Application of mid-IR in Food Science
Although the 3rd generation Canadian Light Source (2.9 GeV) is no longer among the most powerful synchrotrons compared to newer systems (DESY=12GeV, SPring-8=8GeV), the energy range is near-optimal for applying CLSs’ synchrotron light to study soft biological systems such as foods. The focus herein will simplify how synchrotron light can be applied in novel ways to probe molecular interactions otherwise not possible using benchtop light sources, which are highly relevant to food material science, food packaging, and beyond. A benchtop FT-IR typically provides a single spectrum of an average signal of 256 scans and represents the tip of the iceberg for what knowledge can be deciphered using FT-IR. Extraordinary results from the techniques available at the MID-IR beamline will illustrate the universal application of these tools across the food industry.
Dr. Supratim Ghosh, University of Saskatchewan
Use of synchrotron light to understand the properties of hybrid meat products containing plant-based emulsion gels.
Fatemeh Keivaninahr1, Oluwafemi J. Coker1, Kaiyang Tu2, Phyllis Shand1, and Supratim Ghosh1*
1Department of Food & Bioproduct Sciences, University of Saskatchewan, Saskatoon, SK, Canada.
2Canadian Light Source, Saskatoon, SK, Canada
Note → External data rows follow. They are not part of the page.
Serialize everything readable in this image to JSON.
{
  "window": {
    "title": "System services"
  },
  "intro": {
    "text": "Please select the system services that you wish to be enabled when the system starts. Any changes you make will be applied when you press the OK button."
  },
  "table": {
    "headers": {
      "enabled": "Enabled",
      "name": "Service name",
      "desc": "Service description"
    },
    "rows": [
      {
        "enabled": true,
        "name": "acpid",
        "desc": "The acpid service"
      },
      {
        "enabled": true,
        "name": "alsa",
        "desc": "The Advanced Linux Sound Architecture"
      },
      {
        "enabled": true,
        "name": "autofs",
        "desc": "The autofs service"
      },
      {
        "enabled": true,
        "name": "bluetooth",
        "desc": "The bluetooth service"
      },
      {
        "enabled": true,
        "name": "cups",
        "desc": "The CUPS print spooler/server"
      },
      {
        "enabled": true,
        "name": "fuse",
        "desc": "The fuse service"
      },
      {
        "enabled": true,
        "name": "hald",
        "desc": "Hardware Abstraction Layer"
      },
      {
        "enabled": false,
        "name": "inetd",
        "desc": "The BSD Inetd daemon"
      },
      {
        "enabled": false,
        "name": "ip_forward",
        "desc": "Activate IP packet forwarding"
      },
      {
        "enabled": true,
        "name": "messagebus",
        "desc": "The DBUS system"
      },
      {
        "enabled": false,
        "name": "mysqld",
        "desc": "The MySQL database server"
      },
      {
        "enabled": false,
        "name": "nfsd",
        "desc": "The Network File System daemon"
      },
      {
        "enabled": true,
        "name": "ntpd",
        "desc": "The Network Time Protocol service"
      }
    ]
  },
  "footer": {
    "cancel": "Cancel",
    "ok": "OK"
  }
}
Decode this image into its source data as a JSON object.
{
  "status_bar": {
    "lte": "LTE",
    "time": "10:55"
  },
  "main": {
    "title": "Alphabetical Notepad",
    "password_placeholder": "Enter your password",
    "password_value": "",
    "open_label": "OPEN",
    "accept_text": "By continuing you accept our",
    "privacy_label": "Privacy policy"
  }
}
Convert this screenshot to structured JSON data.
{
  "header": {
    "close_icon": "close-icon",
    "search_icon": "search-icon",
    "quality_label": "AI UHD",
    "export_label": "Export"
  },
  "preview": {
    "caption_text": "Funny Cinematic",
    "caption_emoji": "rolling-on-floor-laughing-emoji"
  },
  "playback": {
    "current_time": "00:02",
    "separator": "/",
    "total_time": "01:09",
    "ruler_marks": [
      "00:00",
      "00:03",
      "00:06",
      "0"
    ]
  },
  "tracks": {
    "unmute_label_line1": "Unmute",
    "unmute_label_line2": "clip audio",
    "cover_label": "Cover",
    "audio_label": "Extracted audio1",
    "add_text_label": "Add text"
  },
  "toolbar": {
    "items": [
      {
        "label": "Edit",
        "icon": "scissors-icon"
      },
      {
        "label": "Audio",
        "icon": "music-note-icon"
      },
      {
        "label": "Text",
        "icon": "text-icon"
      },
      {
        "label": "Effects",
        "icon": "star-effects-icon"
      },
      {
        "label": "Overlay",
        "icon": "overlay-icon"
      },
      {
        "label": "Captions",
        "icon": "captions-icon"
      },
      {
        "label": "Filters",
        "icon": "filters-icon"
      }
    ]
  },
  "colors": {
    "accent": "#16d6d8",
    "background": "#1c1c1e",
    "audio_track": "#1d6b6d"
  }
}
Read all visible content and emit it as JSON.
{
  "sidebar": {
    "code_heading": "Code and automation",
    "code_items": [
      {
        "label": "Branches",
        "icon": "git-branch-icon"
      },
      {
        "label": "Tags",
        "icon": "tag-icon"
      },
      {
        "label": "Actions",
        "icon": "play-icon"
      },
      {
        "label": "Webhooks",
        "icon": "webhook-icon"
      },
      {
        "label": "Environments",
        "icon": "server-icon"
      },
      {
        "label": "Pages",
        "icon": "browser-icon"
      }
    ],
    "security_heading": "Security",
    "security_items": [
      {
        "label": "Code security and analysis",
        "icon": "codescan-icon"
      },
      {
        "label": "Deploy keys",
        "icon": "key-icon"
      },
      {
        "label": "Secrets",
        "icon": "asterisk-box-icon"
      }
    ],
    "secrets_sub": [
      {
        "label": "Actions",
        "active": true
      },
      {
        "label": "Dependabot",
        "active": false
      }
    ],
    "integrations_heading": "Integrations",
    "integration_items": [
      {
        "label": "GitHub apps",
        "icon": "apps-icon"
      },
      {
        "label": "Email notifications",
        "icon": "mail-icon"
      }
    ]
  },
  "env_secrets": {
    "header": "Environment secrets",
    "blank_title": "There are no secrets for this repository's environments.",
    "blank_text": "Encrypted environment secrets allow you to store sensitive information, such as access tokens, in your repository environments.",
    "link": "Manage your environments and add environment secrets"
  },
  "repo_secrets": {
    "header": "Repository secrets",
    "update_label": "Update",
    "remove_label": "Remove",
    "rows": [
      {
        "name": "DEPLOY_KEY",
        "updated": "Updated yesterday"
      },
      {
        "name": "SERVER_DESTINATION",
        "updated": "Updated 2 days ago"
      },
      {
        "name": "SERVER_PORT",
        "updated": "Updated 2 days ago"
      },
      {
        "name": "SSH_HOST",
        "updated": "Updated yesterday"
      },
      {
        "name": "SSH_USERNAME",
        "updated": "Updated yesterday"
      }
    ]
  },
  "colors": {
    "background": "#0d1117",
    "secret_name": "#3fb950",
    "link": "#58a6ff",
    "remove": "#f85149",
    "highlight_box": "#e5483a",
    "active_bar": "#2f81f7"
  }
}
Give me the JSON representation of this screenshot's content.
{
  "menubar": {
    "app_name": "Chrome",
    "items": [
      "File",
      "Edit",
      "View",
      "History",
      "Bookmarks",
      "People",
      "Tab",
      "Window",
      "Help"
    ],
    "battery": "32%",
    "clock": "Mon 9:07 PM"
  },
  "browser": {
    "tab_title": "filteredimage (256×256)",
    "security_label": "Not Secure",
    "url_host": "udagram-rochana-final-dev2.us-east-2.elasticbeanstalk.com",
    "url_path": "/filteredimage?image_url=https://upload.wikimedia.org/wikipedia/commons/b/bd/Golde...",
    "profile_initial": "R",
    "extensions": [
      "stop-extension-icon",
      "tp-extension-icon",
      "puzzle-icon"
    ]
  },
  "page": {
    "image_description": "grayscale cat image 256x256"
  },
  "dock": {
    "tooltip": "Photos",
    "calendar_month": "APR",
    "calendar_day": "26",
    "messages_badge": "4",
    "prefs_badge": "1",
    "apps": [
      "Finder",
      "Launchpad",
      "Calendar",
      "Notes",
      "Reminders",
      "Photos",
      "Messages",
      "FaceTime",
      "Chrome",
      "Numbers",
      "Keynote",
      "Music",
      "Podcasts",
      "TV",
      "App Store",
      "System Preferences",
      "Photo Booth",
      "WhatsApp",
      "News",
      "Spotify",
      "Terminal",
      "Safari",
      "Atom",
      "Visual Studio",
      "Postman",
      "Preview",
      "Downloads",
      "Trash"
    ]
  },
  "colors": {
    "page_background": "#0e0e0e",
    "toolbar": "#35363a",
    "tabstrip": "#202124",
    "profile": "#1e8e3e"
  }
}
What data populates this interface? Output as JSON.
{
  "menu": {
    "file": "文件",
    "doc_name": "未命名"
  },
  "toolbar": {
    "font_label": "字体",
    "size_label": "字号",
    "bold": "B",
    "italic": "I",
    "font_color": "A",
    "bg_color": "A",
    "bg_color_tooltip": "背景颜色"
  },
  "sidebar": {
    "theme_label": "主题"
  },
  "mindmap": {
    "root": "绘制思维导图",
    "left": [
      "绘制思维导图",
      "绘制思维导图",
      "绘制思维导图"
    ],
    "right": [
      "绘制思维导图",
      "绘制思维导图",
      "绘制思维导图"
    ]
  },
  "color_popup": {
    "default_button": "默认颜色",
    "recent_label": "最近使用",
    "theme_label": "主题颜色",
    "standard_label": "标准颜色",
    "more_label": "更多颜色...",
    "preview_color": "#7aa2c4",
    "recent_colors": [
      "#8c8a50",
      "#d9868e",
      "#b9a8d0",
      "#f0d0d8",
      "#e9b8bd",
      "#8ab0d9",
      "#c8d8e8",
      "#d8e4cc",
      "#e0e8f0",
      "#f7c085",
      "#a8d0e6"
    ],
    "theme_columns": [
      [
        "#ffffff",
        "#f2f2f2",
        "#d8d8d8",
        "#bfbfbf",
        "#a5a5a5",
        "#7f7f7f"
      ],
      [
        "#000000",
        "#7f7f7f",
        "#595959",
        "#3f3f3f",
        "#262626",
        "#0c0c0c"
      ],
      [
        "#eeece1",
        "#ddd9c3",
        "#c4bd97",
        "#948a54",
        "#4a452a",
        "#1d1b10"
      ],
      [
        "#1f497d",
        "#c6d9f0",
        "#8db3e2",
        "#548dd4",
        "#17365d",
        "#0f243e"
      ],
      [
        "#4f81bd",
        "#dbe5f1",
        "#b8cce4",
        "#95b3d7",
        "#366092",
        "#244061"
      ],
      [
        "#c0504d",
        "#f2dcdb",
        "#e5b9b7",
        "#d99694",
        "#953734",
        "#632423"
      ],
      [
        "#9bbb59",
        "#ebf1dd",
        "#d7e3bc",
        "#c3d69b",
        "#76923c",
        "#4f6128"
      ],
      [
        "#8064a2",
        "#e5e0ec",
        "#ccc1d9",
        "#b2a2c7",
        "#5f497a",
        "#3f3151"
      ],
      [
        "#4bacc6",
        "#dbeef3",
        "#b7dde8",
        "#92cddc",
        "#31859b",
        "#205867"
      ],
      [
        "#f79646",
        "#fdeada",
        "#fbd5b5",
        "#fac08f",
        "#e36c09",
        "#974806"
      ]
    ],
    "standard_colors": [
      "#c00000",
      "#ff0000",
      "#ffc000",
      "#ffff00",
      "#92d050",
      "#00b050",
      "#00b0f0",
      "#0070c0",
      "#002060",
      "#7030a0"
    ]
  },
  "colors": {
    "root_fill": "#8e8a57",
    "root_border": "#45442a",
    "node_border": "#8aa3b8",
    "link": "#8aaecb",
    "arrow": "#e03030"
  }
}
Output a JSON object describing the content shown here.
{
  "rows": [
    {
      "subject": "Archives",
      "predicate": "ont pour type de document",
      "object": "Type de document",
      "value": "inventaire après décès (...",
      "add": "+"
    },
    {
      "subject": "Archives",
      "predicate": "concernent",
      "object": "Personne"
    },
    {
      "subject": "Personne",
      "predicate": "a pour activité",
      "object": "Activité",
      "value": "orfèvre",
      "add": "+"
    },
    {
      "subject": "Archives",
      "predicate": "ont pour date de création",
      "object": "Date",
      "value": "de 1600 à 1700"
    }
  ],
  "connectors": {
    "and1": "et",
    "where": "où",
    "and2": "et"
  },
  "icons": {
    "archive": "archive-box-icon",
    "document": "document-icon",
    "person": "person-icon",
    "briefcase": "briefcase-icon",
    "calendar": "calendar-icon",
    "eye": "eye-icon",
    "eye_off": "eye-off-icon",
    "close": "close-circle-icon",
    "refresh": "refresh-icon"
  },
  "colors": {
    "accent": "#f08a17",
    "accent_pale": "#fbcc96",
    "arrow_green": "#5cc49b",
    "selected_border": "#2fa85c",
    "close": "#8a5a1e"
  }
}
The overall objective of this study was to utilize pulse proteins to stabilize canola oil-in-water emulsions as an animal fat replacer in hybrid bologna sausages with desired quality and sensory attributes. Synchrotron light was used to better understand the microstructure of the meat products and possible interactions between plant and animal-based ingredients. Oil-in-water emulsion were prepared by homogenizing 40wt% canola oil in 10wt% faba bean protein concentrate (FPC) dispersion. The emulsions were heated at 90ºC for 30 min to induce gelation. The hybrid bolognas were made by completely replacing the pork back-fat with the O/W emulsion gels. As a control full-fat bologna (20% animal fat) and low-fat bologna with an equivalent amount of fat as in the hybrid bologna were also prepared. The mixtures were stuffed into waterproof casings and heat-treated to an internal temperature of 72 oC for 5 min. The results showed that the replacement of pork back-fat with heated or un-heated FPC emulsions significantly improved the bologna characteristics compared to the low-fat control bologna. The hybrid bologna, having lower fat content than full-fat bologna, showed desirable texture, color and water-holding capacity. All bologna samples had an acceptable appearance, and no structural failure or emulsion separation was observed. All bologna samples showed similar properties in terms of cooking loss, purge loss, expressible moisture and elasticity, indicating that pork back-fat replacement with heat-treated emulsion gels had no adverse effect on the bologna characteristics. The synchrotron-based infra-red (IR) mapping and micro-computed tomography showed spatial distributions of fats, animal and plant proteins which significantly influenced the microstructure of the bologna samples. Conclusively, FPC-stabilized emulsions with appropriate protein and oil concentration could be converted into a strong self-supporting gel by heat treatment and used to replace pork back-fat in bologna without any adverse effect.